Still following? In essence, if the Bengals select Tagovailoa and the target for the Dolphins is Joe Burrow or Justin Herbert, they would very likely have first dibs on a trade with Detroit to get in position to take their guy. And they certainly have the ammo to do so, likely needing to send picks #5 and #26 to Detroit for pick #3. That price is slightly above the trade chart values assigned to draft picks, but remember, the Dolphins would need to outbid any other offers that Detroit receives, thus a premium price is likely.
If the price is too steep, or maybe, just maybe, the Dolphins are equally enamored with one of the others QBs available, Miami could sit tight at #5 and see which of Burrow, Herbert, and Jordan Love fall to them. It is very likely two of them will be there for the taking.
But let’s go back to the more likely scenario. If the Bengals select Burrow, and the Redskins take Young, the Dolphins may very well not need to trade away any of their draft capital and move up.
Why, you ask?
I’m assuming the Dolphins target in this case is Tagovailoa. The Lions and Giants will pass on him, and the teams behind Miami (Los Angeles Chargers, the Carolina Panthers, possibly the Las Vegas Raiders) need Day One starters. Thus only Herbert would likely be worth a trade up to acquire. That leaves Miami with all their draft capital intact and still getting their guy.
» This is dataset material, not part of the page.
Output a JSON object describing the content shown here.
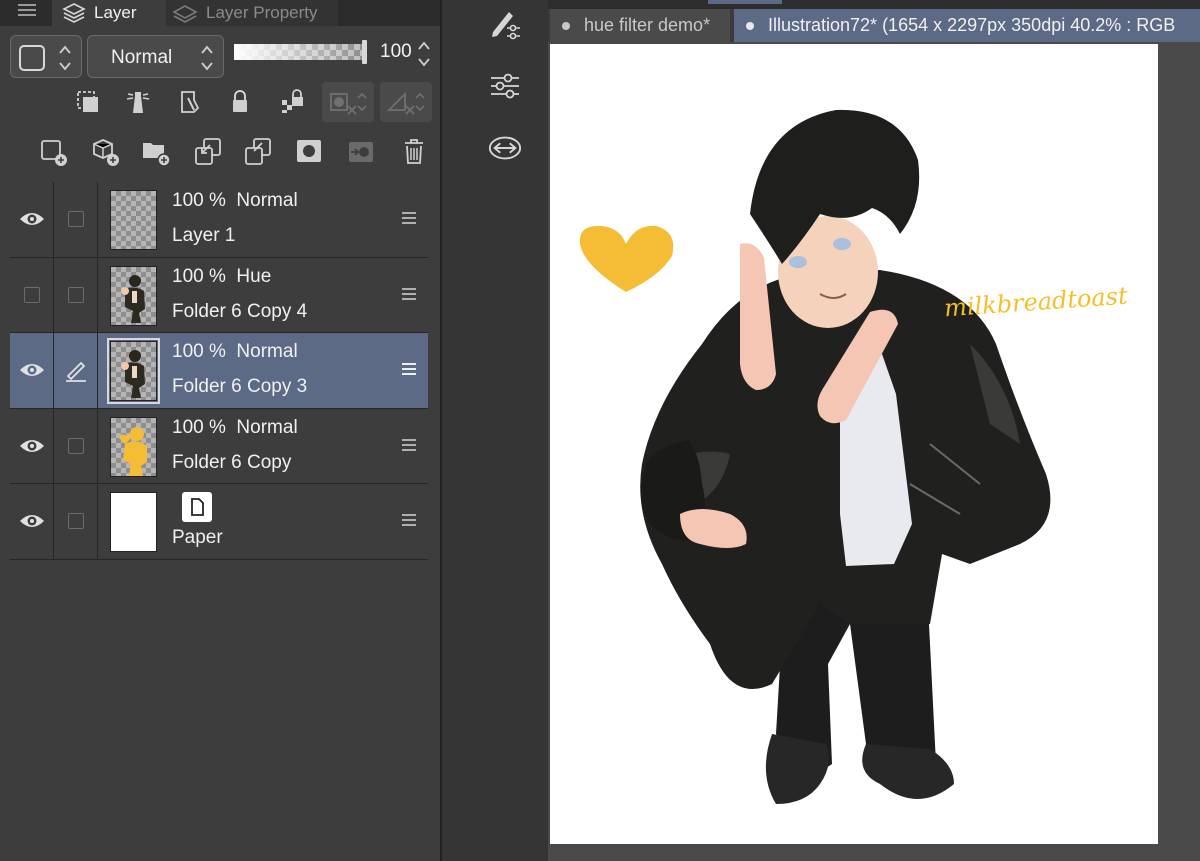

And if by chance a team does trade up and select Tagovailoa ahead of them, Miami still has the same options as the earlier scenario, with one of Herbert/Love available when it’s their turn to pick. Herbert could come in and compete right away with current Dolphins QB Ryan Fitzpatrick, while the selection of Love would likely have them in the same position as with Tagovailoa, sitting him for a redshirt year, although Love could press for a promotion earlier if the team or Fitzpatrick struggles.
As for trading down if they ‘settle’ for Herbert/Love? I don’t see that happening at all. Worst case scenario, the Dolphins take Love at #5, which would be considered an overreach by most draft pundits. But considering that the Chargers sit one spot behind Miami and are in dire need of a quarterback, I don’t see Miami trading back and taking the chance on losing out on all four of the top QBs in this draft.
Because the Dolphins are in a unique position of having a high draft pick AND not need a Day One starter, I fully expect Miami to stay at #5 overall and take the highest-rated QB that falls to them. I fully expect that QB to be Tua Tagovailoa.
And if by chance they miss on Tagovailoa? There are two very good prospects in Herbert and Love that carry just as much hope and potential as the other two QBs in this draft. As history has shown time and time again, the first QB selected doesn’t always end up being the best NFL QB down the road.
So while fans have their favorite QB, and some are insistent that the Dolphins need to do anything and everything they can to make sure they get 'their guy,' the simple fact of the matter is that there are several options, and the Dolphins are in a prime position to get their guy.
So relax, folks. It’s going to be all right.
The article was written by Eldon Jenson. Follow him on Twitter @EJFootball.